I have been a total hypocrite lately. And I have been sleeping with another guy.
I know, and often tell parents, how important self-care is and how WONDERFUL yoga is for the body AND mind (by moving out stagnant emotional energy and learning coping skills), but the honest truth is today is the first day I did yoga in over a MONTH.
You see, my youngest hit a sleep regression.
I’m not positive if it was the 18 or the 24 month, because he’s smack in the middle of both, but either way, the brief glimpses of him sleeping through the night completely disappeared.
I like to do my yoga early in the morning, before the kids are awake and when I have the energy to do it. Sometime in November I turned off my 5AM alarm and wondered if I’d ever be able to have my “miracle mornings” again.
But as I was gathering more research for my Developmental Guide, I learned even more than I already knew about resolving sleep associations and realized what I needed to do.
So what is a sleep association?
Basically, anything your kid has around when he falls asleep can be considered a sleep association.
So, if you sing to him, or rock him to sleep, or give him a bottle, then whenever he wakes up he’ll look for all of those same things to be present or he’ll lose his shit.
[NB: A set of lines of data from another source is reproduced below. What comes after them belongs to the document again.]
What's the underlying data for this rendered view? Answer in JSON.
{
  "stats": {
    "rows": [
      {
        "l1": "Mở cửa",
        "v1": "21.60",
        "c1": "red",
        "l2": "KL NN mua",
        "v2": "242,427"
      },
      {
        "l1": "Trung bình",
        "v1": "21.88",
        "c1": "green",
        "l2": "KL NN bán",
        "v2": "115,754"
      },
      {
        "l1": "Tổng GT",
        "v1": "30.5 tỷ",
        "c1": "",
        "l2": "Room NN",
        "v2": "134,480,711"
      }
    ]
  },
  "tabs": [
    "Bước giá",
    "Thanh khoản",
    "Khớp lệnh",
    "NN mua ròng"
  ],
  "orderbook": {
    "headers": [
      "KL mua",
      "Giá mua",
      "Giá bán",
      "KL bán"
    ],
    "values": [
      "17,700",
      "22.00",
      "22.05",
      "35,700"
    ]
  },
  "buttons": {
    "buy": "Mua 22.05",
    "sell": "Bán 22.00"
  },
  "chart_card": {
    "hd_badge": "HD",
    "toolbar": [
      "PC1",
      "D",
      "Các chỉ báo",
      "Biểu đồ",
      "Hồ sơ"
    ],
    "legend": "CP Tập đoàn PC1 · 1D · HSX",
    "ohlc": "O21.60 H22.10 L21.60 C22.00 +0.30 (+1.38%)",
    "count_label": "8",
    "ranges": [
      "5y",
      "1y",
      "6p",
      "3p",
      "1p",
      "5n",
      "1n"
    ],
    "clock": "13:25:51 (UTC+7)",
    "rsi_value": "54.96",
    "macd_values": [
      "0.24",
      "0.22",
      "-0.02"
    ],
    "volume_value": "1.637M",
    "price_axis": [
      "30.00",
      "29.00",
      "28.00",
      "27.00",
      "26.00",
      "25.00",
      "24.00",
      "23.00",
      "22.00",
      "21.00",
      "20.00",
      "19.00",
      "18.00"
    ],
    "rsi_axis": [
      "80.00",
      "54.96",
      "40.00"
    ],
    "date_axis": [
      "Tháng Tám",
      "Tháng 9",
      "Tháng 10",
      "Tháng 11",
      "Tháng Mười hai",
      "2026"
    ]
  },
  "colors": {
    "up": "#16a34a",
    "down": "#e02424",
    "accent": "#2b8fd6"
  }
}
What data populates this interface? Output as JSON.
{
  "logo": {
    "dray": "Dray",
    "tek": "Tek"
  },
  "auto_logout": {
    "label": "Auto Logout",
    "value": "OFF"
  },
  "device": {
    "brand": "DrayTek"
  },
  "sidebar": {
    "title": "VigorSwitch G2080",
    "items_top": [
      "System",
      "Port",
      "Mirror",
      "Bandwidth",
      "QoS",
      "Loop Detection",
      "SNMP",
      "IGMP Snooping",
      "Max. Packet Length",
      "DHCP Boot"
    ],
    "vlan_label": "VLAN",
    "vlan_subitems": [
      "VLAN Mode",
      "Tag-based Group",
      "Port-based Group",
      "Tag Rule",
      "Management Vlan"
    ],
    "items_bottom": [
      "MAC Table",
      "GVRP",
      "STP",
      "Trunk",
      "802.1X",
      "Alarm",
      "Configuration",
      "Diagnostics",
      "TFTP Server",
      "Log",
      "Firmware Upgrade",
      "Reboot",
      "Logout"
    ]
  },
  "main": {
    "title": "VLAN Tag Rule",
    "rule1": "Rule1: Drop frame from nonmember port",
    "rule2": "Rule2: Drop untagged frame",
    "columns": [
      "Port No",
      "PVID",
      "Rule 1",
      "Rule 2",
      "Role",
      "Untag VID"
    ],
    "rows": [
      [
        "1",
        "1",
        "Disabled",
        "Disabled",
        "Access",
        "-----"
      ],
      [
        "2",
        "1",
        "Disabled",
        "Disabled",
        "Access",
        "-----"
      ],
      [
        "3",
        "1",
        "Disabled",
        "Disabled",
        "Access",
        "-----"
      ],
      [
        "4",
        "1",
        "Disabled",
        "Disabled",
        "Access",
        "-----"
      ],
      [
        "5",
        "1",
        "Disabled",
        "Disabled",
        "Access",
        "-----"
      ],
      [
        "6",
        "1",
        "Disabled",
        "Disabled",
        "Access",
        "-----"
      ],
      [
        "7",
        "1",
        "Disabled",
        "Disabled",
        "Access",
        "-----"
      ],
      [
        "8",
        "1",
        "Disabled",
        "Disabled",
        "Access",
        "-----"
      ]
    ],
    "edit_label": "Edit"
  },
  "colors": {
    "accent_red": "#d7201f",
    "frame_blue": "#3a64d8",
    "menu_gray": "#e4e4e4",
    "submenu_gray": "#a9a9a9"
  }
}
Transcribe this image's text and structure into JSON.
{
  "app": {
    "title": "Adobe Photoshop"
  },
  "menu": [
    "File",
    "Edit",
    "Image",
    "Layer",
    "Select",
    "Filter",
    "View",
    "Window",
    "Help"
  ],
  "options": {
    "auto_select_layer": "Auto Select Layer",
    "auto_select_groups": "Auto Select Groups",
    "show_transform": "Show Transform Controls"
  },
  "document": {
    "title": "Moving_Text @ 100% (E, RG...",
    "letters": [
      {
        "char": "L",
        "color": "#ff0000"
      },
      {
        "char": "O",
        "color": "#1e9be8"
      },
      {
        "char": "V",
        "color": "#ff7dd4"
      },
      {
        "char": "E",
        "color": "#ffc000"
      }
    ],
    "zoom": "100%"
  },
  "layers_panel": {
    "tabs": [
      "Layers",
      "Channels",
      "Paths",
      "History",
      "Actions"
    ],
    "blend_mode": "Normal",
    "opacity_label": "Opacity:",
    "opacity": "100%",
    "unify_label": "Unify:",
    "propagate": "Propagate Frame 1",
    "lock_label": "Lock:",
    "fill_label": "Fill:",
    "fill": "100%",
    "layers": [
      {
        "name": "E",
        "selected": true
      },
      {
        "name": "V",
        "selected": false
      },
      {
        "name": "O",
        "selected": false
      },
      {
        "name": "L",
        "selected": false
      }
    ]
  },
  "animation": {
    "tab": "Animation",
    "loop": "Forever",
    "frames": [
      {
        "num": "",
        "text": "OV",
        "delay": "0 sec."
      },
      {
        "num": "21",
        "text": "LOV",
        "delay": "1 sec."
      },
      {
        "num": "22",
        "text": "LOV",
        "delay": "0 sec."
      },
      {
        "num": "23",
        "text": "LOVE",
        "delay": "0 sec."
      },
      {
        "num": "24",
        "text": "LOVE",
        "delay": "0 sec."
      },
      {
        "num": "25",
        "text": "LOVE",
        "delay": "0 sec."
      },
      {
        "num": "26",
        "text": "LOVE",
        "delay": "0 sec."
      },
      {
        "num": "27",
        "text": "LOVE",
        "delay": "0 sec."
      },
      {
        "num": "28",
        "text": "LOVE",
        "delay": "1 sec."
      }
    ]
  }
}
My lovely husband has always demanded that he “do” bedtime for my son. However, his version of doing bedtime was to sit in the chair and watch YouTube videos while he fell asleep, often rocking him or giving him a bottle at the same time.
I admit, I let this go on far longer than I should have, because I have another child who is very sensitive about bedtime and wanted me with her most of the process. Therefore it didn’t bother me (THAT much) to wake up still during the night and snuggle my boy, because I felt like both of us probably needed it.
But, now he’s older, and this is no longer serving either of us.
I always have been completely open to safe co-sleeping, but he wasn’t digging that either. Bringing him to bed just meant a very restless night, and he couldn’t get comfortable on me in the chair either, so neither of us was getting solid sleep after those night wakings.
He needs to have the best night of sleep possible, I need to give him more snuggles during the day, and all of us need me to have time for proper self-care (moving past the first level – adequate sleep).
5AM is early enough, but it’s super early if you’ve already been up half the night.
So, as I was deconstructing some remaining resistance to proper self-care last week, I realized that this was something I was allowing and needed to make a greater effort to correct.
To remove his sleep associations, I made him go a bit cold turkey, but knew he was ready for it.
- The first two nights I insisted that I did bedtime.
- We read stories and I offered milk.
- Then I turned off the lights and offered milk again, rocking and singing a bit.
- Next, I put him in his crib and told him goodnight, and sat in the chair (next to the crib) and sang lullabies to him.
- He protested. Now, protesting is not the same as crying, not at almost two years old. Once they hit 18 months, they will protest and fuss but that does not necessarily mean they are in the stress response. Usually the stress response cry is about impossible for a mother to ignore, it ignites us at every level to RESPOND and ASSIST. This was more like a tantrum.
- So, I would hold his hand, or rub his back, or his leg, and comfort him, and he never did cry. He would lay down, start to get comfortable, then get up, protest a little, then lay down, and repeat.
- I checked my energy the whole time, I stayed in something called coherence, and filled myself up with loving energy. This is important because then he is not getting any anxiety from me, and will actually entrain to (or match) my energy. If it’s okay with momma, it’s okay with me, basically.
- Finally, he laid down and fell asleep and I left.
That night he woke up once, at 4:30, which was much later than his normal wakings.
- The second night, it was pretty much the same deal, only I sat halfway to the door on the floor, but did all of the same comforting, and he laid down and got up about half as much as the first night. He slept through the night, and woke up at 6:30!
- The third night, my husband was annoyed and missing their time together, so he did bedtime, but actually ended up sitting closer to the door – which was going to be the next phase but that’s just where he ended up. My son slept until 6.
So, as you can see, the sleep associations I had to remove were:
1. Falling asleep on my husband
2. Being rocked to sleep
3. Listening to stupid videos while trying to fall asleep
Because we had to deal with his need for one of us to be with him, that meant we had to gradually increase the physical space between us, at a level that wasn’t enough to frighten him. There was no true crying and no fussing that went without comfort.
As we continue the process, we’ll move from being at the door to in the open door, to just outside of it, and finally out of sight.
This gradual process is the norm for any new activity with toddlers.
As adults we tend to forget what it’s like to have brand new experiences, but once you put yourself in their shoes and consider what they’re feeling and needing, you can determine a plan to slowly acclimate them to new situations.